The rules aspect includes, of course, coding standards, but it should also guide developers on their choices covering how to use underlying technologies, and relatively mundane things like how the project is structured, and naming, also this is not a comprehensive list and also may vary over the project event space. An example of rules would be to dictate how specific technologies are used, in Spring and Hibernate there are often multiple ways to write code which performs the same function as well as competing configuration "modes" e.g. annotations vs. XML. One common coding variation in Hibernate systems is the HQL vs Criteria API "debate" many systems I have worked on tend to have a haphazard mix of both, a consistent system will have Dao classes that have specific rules about when to choose the Criteria API over HQL and thus not leave it to the developer’s whim. Rules should also be viewed organic and evolving, especially if the developers are new to technologies. Also the rules should extend to how and when the framework components should be used.

Of course as I was writing this, I came across several reuse skepticism articles including "Reuse Myth - can you afford reusable code?" which was on the Reddit and following the links yielded: "the imperial clothing crisis" and "Hidden Costs Of Code Reuse". At first, my reaction was that all of this was completely antithetical to my arguments; however, in reading them, I realized that they are good sources for refinement of my points.

First I should point out that the framework architecture is hopefully created by the architects and alpha developers, also the alpha developers generally produce higher quality code at least three times faster than average 80%, so conceivably your software creation rate is still at least one to one, based on the argument about reusable code takes three times longer, also I would argue that in general it does in fact take more time to produce higher quality software than to produce lower quality software. Admittedly, most manager types usually don’t want to hear that!

It should be noted that framework code should be constructed in a deliberated and hopefully collaborative way, and that not everything should be made reusable, however, I am of the opinion that, if you use it more than once it is a candidate for reuse refactoring, however, this needs to be tempered by the level of effort to achieve reusability, sometimes cut and paste makes more sense. Also, as the above reuse skepticism articles suggest, don’t go crazy trying to create a bunch of reusable code before you have the need to use it. Another somewhat ironic point is that the framework concept that I am promoting often in part consists of components that reduce the generality of the underlying frameworks narrowing those API’s for more focused integration to define a cleaner interface with the higher level application code.

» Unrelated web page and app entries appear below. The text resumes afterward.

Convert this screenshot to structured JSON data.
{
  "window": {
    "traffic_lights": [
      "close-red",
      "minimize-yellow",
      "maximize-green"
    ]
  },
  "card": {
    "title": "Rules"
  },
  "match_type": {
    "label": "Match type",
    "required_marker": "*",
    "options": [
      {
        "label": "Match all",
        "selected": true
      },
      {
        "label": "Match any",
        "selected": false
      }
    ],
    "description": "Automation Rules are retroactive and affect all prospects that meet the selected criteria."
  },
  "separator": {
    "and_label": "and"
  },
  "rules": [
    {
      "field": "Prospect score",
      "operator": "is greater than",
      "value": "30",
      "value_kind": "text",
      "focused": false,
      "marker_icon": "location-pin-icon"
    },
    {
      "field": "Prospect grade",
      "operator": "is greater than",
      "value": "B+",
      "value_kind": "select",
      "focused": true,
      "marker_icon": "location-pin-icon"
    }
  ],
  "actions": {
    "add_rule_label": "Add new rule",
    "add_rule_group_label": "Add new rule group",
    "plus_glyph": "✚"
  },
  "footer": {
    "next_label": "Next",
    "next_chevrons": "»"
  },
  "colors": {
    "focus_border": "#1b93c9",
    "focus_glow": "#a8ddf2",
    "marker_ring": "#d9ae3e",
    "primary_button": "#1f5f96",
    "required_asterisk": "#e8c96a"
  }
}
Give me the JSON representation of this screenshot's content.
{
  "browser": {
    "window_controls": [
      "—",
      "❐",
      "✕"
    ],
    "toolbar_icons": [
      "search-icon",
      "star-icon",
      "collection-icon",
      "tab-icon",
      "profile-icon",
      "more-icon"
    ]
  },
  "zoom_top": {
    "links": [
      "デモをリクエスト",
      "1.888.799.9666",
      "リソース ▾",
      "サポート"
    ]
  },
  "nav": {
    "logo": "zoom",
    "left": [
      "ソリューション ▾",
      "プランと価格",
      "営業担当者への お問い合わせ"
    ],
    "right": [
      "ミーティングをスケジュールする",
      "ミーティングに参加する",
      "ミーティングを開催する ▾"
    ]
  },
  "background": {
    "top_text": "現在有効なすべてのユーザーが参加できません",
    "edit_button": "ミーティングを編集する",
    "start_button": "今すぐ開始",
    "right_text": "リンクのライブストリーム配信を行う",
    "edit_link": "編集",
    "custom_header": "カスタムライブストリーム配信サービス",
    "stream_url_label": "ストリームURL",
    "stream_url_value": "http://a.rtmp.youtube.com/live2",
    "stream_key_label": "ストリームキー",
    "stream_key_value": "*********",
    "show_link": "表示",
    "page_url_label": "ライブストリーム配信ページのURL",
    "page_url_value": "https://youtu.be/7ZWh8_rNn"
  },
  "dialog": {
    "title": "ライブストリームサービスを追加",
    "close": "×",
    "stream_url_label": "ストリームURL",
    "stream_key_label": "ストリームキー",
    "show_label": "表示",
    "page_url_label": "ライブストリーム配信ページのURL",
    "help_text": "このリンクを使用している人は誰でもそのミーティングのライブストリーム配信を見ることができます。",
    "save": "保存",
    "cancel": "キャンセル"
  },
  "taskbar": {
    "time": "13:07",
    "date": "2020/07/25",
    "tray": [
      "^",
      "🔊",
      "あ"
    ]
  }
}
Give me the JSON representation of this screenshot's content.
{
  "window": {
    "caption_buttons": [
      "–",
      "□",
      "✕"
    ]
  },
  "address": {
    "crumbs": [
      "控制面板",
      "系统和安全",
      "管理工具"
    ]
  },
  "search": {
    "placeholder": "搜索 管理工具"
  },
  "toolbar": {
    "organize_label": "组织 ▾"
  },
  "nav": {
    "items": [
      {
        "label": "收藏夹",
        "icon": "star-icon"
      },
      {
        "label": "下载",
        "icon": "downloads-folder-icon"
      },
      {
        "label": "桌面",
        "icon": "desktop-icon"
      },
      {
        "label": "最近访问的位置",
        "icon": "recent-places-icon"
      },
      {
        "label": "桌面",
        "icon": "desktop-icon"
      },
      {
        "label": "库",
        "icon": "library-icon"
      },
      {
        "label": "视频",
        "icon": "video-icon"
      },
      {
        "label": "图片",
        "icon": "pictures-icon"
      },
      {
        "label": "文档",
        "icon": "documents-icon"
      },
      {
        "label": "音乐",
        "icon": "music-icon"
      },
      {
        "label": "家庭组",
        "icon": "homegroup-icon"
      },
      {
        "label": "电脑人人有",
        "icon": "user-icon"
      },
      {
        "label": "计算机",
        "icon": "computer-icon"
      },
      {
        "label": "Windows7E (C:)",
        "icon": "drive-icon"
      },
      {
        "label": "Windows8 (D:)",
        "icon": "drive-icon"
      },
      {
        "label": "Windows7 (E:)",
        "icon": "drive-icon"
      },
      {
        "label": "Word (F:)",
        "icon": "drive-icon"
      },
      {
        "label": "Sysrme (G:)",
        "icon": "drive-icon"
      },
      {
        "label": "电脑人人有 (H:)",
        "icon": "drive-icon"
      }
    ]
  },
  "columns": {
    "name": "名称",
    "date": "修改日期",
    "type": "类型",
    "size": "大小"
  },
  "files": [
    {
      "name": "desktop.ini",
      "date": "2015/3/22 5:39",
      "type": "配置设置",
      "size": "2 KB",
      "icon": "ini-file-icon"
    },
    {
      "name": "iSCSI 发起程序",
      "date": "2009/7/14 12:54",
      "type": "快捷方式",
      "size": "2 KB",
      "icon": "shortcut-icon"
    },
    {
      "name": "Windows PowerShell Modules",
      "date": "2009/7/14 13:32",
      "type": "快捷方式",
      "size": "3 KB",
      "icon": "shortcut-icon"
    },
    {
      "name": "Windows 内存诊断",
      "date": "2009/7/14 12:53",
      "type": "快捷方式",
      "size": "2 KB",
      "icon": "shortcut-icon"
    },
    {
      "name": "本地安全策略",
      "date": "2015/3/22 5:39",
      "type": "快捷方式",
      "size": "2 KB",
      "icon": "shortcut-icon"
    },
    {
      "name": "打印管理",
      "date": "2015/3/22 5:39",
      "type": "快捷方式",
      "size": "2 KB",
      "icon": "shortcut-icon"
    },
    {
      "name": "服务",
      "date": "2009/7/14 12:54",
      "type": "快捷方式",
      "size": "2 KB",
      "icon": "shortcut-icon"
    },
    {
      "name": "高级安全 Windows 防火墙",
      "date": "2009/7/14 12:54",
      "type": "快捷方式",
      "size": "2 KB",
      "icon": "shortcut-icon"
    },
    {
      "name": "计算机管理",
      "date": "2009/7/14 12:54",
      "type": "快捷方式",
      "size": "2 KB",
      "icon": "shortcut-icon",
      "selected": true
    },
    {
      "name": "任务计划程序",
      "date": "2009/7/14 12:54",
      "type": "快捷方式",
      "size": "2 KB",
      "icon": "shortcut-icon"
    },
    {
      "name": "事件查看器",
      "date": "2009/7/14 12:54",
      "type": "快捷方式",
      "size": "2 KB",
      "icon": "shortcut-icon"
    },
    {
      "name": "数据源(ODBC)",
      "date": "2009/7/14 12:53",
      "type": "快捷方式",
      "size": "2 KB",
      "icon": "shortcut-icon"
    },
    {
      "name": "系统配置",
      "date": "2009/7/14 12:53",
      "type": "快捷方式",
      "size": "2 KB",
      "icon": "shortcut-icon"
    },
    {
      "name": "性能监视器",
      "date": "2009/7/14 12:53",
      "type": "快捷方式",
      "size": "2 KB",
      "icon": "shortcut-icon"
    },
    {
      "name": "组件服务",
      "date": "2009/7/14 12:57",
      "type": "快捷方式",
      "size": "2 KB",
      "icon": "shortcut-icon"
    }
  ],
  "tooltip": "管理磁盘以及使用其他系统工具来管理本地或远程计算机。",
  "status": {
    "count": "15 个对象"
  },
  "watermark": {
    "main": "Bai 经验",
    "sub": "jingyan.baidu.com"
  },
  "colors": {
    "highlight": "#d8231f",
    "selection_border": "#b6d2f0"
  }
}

There is one additional "meta" component that I have used and seen during my career, it is sometimes referred to a sample or template project, the more recent name which I have encountered is bootstrap project. The bootstrap project often both exemplifies and ties the rules and components aspects together. It usually contains the configuration structure and usually sample code to guide how projects should be constructed, and it is often an actual running project which can be deployed to the target development environment.

1 This particular reference is actually restatement of Greenspun's Tenth Rule, which Paul Graham references in his essay, when I first wrote this I remembered it as Paul Graham's, however, upon rediscovering the essay I realized that it was actually a reference, I decided to leave it this way because I think Paul Graham’s essay and body of work is worth reading as is Philip Greenspun’s.